*REQUIRED ACTION*: Copy the data exactly, line for line.

*EXCERPTED RECORDS*:

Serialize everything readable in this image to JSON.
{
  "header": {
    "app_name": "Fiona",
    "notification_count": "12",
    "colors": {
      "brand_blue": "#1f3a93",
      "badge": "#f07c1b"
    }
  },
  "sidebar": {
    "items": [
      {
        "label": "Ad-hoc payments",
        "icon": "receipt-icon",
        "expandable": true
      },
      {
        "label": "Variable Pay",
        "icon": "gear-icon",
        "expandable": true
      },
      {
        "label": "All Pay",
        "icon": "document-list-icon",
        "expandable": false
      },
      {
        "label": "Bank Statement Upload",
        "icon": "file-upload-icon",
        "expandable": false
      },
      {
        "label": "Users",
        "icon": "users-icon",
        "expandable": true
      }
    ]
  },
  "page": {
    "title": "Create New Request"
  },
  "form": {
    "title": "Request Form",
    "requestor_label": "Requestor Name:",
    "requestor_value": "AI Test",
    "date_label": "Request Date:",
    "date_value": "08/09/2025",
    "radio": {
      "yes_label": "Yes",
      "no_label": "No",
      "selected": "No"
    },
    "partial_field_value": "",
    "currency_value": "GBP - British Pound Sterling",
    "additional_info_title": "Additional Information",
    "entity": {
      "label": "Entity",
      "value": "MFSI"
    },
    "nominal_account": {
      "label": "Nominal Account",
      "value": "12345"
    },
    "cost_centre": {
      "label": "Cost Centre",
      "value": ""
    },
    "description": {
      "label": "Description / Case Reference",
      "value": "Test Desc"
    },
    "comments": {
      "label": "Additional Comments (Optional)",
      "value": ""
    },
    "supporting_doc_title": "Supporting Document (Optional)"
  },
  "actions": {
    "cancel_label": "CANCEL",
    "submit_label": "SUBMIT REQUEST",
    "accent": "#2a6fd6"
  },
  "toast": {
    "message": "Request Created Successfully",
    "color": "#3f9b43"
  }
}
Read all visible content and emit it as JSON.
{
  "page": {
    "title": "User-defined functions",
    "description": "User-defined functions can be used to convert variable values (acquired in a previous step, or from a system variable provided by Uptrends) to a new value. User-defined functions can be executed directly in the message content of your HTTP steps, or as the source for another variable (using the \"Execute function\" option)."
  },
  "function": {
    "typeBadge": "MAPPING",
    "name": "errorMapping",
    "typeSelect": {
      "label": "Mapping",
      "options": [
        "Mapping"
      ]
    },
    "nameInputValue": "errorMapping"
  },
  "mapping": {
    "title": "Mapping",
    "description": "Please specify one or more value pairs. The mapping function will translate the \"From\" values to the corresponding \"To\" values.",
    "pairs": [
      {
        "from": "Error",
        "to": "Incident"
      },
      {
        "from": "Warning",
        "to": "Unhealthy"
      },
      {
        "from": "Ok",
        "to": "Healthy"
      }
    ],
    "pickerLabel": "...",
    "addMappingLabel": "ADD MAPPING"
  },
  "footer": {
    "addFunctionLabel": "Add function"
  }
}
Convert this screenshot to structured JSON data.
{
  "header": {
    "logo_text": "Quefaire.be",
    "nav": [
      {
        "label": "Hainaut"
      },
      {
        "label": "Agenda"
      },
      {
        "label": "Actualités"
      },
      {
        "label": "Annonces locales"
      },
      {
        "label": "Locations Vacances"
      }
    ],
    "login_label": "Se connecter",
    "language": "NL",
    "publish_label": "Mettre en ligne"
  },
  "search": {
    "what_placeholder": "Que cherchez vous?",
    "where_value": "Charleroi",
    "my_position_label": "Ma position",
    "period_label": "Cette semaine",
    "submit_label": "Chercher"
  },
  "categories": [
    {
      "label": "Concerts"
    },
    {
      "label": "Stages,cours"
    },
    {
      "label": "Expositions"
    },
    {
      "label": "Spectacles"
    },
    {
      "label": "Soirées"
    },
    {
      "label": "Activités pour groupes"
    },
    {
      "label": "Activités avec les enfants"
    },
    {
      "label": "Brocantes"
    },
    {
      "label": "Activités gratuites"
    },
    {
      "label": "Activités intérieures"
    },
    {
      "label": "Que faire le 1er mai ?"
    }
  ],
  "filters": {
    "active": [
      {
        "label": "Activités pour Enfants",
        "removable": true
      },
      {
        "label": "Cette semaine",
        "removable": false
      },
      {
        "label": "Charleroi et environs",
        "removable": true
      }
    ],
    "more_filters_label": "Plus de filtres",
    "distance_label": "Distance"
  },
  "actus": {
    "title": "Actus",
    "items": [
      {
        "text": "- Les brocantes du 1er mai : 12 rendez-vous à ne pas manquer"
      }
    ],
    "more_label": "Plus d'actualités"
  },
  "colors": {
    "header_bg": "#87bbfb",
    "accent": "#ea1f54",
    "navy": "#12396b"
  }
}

*RESPONSE TO THIS EXERCISE*:
Serialize everything readable in this image to JSON.
{
  "header": {
    "app_name": "Fiona",
    "notification_count": "12",
    "colors": {
      "brand_blue": "#1f3a93",
      "badge": "#f07c1b"
    }
  },
  "sidebar": {
    "items": [
      {
        "label": "Ad-hoc payments",
        "icon": "receipt-icon",
        "expandable": true
      },
      {
        "label": "Variable Pay",
        "icon": "gear-icon",
        "expandable": true
      },
      {
        "label": "All Pay",
        "icon": "document-list-icon",
        "expandable": false
      },
      {
        "label": "Bank Statement Upload",
        "icon": "file-upload-icon",
        "expandable": false
      },
      {
        "label": "Users",
        "icon": "users-icon",
        "expandable": true
      }
    ]
  },
  "page": {
    "title": "Create New Request"
  },
  "form": {
    "title": "Request Form",
    "requestor_label": "Requestor Name:",
    "requestor_value": "AI Test",
    "date_label": "Request Date:",
    "date_value": "08/09/2025",
    "radio": {
      "yes_label": "Yes",
      "no_label": "No",
      "selected": "No"
    },
    "partial_field_value": "",
    "currency_value": "GBP - British Pound Sterling",
    "additional_info_title": "Additional Information",
    "entity": {
      "label": "Entity",
      "value": "MFSI"
    },
    "nominal_account": {
      "label": "Nominal Account",
      "value": "12345"
    },
    "cost_centre": {
      "label": "Cost Centre",
      "value": ""
    },
    "description": {
      "label": "Description / Case Reference",
      "value": "Test Desc"
    },
    "comments": {
      "label": "Additional Comments (Optional)",
      "value": ""
    },
    "supporting_doc_title": "Supporting Document (Optional)"
  },
  "actions": {
    "cancel_label": "CANCEL",
    "submit_label": "SUBMIT REQUEST",
    "accent": "#2a6fd6"
  },
  "toast": {
    "message": "Request Created Successfully",
    "color": "#3f9b43"
  }
}
Read all visible content and emit it as JSON.
{
  "page": {
    "title": "User-defined functions",
    "description": "User-defined functions can be used to convert variable values (acquired in a previous step, or from a system variable provided by Uptrends) to a new value. User-defined functions can be executed directly in the message content of your HTTP steps, or as the source for another variable (using the \"Execute function\" option)."
  },
  "function": {
    "typeBadge": "MAPPING",
    "name": "errorMapping",
    "typeSelect": {
      "label": "Mapping",
      "options": [
        "Mapping"
      ]
    },
    "nameInputValue": "errorMapping"
  },
  "mapping": {
    "title": "Mapping",
    "description": "Please specify one or more value pairs. The mapping function will translate the \"From\" values to the corresponding \"To\" values.",
    "pairs": [
      {
        "from": "Error",
        "to": "Incident"
      },
      {
        "from": "Warning",
        "to": "Unhealthy"
      },
      {
        "from": "Ok",
        "to": "Healthy"
      }
    ],
    "pickerLabel": "...",
    "addMappingLabel": "ADD MAPPING"
  },
  "footer": {
    "addFunctionLabel": "Add function"
  }
}
Convert this screenshot to structured JSON data.
{
  "header": {
    "logo_text": "Quefaire.be",
    "nav": [
      {
        "label": "Hainaut"
      },
      {
        "label": "Agenda"
      },
      {
        "label": "Actualités"
      },
      {
        "label": "Annonces locales"
      },
      {
        "label": "Locations Vacances"
      }
    ],
    "login_label": "Se connecter",
    "language": "NL",
    "publish_label": "Mettre en ligne"
  },
  "search": {
    "what_placeholder": "Que cherchez vous?",
    "where_value": "Charleroi",
    "my_position_label": "Ma position",
    "period_label": "Cette semaine",
    "submit_label": "Chercher"
  },
  "categories": [
    {
      "label": "Concerts"
    },
    {
      "label": "Stages,cours"
    },
    {
      "label": "Expositions"
    },
    {
      "label": "Spectacles"
    },
    {
      "label": "Soirées"
    },
    {
      "label": "Activités pour groupes"
    },
    {
      "label": "Activités avec les enfants"
    },
    {
      "label": "Brocantes"
    },
    {
      "label": "Activités gratuites"
    },
    {
      "label": "Activités intérieures"
    },
    {
      "label": "Que faire le 1er mai ?"
    }
  ],
  "filters": {
    "active": [
      {
        "label": "Activités pour Enfants",
        "removable": true
      },
      {
        "label": "Cette semaine",
        "removable": false
      },
      {
        "label": "Charleroi et environs",
        "removable": true
      }
    ],
    "more_filters_label": "Plus de filtres",
    "distance_label": "Distance"
  },
  "actus": {
    "title": "Actus",
    "items": [
      {
        "text": "- Les brocantes du 1er mai : 12 rendez-vous à ne pas manquer"
      }
    ],
    "more_label": "Plus d'actualités"
  },
  "colors": {
    "header_bg": "#87bbfb",
    "accent": "#ea1f54",
    "navy": "#12396b"
  }
}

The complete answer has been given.